Poverty or Prosperity Poverty or Prosperity



The authors in this book argue these problems can be surmounted, if the tax system reflects supply and demand, as well as responding to social, cultural and political pressures.

Author: Sheila Lawlor

Publisher: Andrews UK Limited

ISBN: 9781845408718

Category:

Page: 123

View: 453

A collection of essays by leading economists on how different tax regimes affect the overall prosperity of a country. The UK faces shrinking tax revenues and additional public spending demands, while taxpayers, jobs and investment can move to lower cost economies. The authors in this book argue these problems can be surmounted, if the tax system reflects supply and demand, as well as responding to social, cultural and political pressures. Taxes that penalise incentive and hold back economic growth should be avoided, as should those which deter saving and investment, and those which are too complex. Within this framework, it is possible to respond to added pressures to expand public services or for more spending on benefits.

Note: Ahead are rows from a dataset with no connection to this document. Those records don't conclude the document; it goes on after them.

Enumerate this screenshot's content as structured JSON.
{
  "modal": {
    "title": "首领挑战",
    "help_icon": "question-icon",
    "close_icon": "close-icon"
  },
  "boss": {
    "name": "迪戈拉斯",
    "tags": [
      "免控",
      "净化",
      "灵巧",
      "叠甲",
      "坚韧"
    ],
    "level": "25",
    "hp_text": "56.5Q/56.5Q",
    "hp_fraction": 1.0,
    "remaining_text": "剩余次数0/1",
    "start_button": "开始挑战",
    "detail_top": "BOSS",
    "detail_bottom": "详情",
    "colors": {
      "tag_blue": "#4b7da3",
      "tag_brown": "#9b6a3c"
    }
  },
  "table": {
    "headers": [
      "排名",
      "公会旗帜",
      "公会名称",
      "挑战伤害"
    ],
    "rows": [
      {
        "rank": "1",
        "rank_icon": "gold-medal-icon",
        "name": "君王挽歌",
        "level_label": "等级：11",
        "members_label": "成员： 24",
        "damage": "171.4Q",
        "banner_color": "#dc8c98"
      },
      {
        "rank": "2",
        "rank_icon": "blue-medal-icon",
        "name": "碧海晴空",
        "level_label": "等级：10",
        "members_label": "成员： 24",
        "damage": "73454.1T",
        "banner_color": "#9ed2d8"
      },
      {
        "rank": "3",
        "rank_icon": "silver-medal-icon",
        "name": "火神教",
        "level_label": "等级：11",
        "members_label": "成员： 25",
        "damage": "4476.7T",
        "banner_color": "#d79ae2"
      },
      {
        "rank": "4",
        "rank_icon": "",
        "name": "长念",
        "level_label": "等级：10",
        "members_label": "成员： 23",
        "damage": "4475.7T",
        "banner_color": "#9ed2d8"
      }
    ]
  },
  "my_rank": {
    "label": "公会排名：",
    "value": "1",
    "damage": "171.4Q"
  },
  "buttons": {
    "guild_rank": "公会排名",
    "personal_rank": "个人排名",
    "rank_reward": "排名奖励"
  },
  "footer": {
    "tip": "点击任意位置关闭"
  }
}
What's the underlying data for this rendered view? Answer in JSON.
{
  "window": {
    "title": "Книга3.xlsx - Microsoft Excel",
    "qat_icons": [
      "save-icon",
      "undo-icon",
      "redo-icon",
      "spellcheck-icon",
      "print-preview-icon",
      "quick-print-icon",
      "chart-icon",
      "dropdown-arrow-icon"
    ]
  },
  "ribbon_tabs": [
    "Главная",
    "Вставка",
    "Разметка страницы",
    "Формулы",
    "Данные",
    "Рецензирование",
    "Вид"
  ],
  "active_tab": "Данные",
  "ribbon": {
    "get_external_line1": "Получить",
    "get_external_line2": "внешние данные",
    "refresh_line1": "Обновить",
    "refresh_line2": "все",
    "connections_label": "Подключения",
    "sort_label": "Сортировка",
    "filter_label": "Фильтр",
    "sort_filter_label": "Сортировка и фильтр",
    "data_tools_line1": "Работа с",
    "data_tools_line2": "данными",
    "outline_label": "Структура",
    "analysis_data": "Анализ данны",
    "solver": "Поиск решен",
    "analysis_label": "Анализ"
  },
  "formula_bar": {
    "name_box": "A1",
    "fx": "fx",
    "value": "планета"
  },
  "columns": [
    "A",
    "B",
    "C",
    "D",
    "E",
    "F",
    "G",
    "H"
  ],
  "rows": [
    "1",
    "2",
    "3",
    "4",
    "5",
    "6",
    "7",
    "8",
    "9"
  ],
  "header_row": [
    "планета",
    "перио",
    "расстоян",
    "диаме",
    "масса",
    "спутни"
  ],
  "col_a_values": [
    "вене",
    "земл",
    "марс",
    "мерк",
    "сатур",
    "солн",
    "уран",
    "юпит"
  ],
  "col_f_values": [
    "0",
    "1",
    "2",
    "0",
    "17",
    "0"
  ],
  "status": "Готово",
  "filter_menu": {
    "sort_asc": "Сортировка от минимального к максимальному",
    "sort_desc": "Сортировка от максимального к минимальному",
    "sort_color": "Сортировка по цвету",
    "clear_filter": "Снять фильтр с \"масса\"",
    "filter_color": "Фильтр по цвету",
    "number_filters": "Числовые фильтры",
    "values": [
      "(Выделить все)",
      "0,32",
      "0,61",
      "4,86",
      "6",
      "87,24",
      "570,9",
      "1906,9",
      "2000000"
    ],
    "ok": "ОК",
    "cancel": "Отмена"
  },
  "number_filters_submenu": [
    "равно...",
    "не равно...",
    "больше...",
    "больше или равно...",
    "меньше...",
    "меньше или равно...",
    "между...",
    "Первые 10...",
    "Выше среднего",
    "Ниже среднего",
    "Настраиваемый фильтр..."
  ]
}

Fiscal and Migration CompetitionFiscal and Migration Competition



The paper models the host country stylistically as a member of the core of an economic union (i.e., a core EU welfare state member state), with tax-financed benefits which is able to control the volume and the skill-composition of migration ...

Author: Assaf Razin

Publisher:

ISBN: OCLC:666640261

Category:

Page: 14

View: 641

It is often argued that tax competition may lead to a "race to the bottom". Such a race may hold indeed in the case of the pure case of factor mobility (such as capital mobility). However, in this paper we emphasize the unique feature of labor migration, that may nullify the"race to the bottom" hypothesis. Labor migration is governed by net-of-tax factor rewards and the benefits that the welfare state provides. Tax rates are determined in a political economy set up which takes into account the effect of taxes and migration on factor rewards and the fiscal burden imposed by migration on the decisive voter. The paper models the host country stylistically as a member of the core of an economic union (i.e., a core EU welfare state member state), with tax financed benefits which is able to control the volume and the skill-composition of migration. The source country is modeled as an accession country to an economic union (i.e., through the EU enlargement treaty), with its own welfare (tax-benefit) policy. We let these two countries engage in fiscal competition. Using numerical simulations we examine how the migration plocoes are affected by whether the skilled or the unskilled are in power. We also analyze differences for tax policies between free and controlled migration, and the role of productivity gap.

The Benefits of Tax CompetitionThe Benefits of Tax Competition



Beginning with a primer on international taxation, this IEA monograph shows why the arguments used by governments to prevent tax competition are fallacious.

Author: Richard Teather

Publisher: Inst of Economic Affairs

ISBN: 0255365691

Category:

Page: 167

View: 134

Beginning with a primer on international taxation, this IEA monograph shows why the arguments used by governments to prevent tax competition are fallacious. It also outlines the threats to tax competition from the EU and OECD, and proposes ways in which the UK government should respond to those threats.

Economic Effects of and Social Responses to Unfair Tax Practices and Tax HavensEconomic Effects of and Social Responses to Unfair Tax Practices and Tax Havens



Empirical work confirms that tax effects on cross - border direct investment are
significant and increasing . A background paper with a review of recent empirical
findings can be made available . 3 . 0 TAX COMPETITION : A COST - BENEFIT ...

Author: Flip de Kam

Publisher:

ISBN: STANFORD:36105110488702

Category:

Page: 36

View: 843

SymposiumSymposium



260 Ultimately , while it is true that if a nation lacks attributes to benefit from FDI
spillover , it is also true that once a ... 203 The benefits which can accrue from
allowing tax competition to flourish should be kept in mind for future debates on
the ...

Author:

Publisher:

ISBN: STANFORD:36105063770304

Category:

Page: 170

View: 382